The Washington State Catholic Conference recently issued a statement that, to my mind at least, exemplifies the appropriate stance of the Church in the public square. They acknowledge that there are a variety of perspectives involved in assessing a proposed coal terminal in their state. Then, they state clearly the moral vision of the Church, which includes care for creation. There is no chest-thumping in their analysis and they conclude with an offer to work with all parties to reach a settlement. I especially liked this paragraph:
In a special way we want to bring to the table of discussion our tradition that has carefully thought through the connections between human and environmental ecology. Catholic social teaching, which affirms a special concern for the poor, has long held that people living in poverty are most at risk if we fail in our responsibility to care for creation. “As a result of where they live and their limited access to resources, the poor will experience most directly the harmful effects of climate change and the burdens of any measures to address it, including potential escalating energy costs, worker displacement and health problems.” (Letter on the occasion of the G-8 Summit by seven presidents of the Catholic bishops’ conferences, 2007.)
We don't always need to sound like we have all the answers. We don't need to be dismissive of others' concerns. We do, really do, bring to the table something unique, a sustained moral focus on both human and natural ecology, while most partisans tend to neglect the one or the other. The Washington State Catholic Conference is doing good work and should serve as a model for other state Catholic conferences.

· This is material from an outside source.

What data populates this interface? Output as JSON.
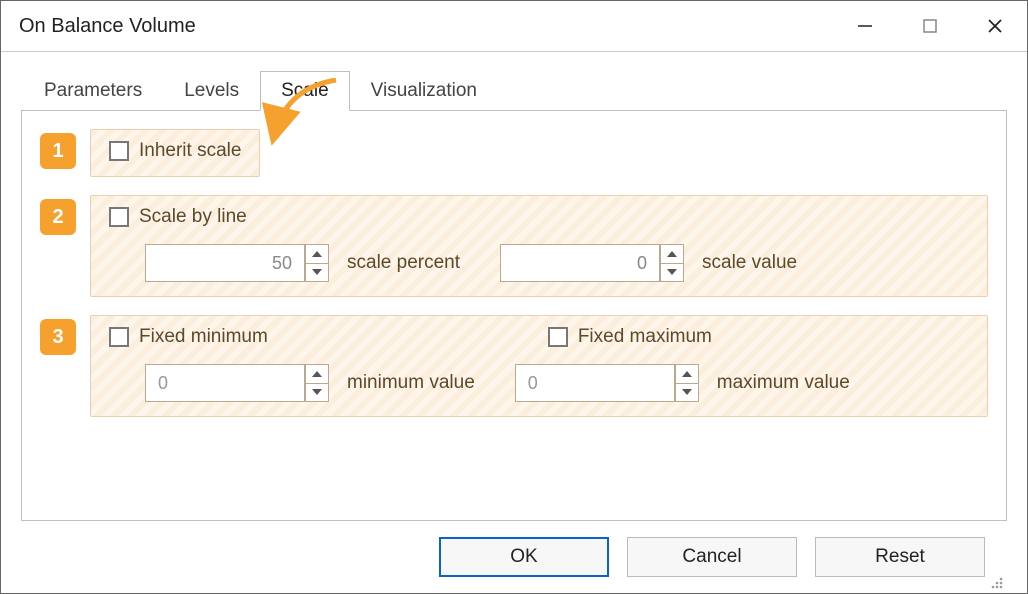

We say: Charlottesville reveals the weeping wound of racism. What do we, the American Catholic faith community, do next? Read the editorial.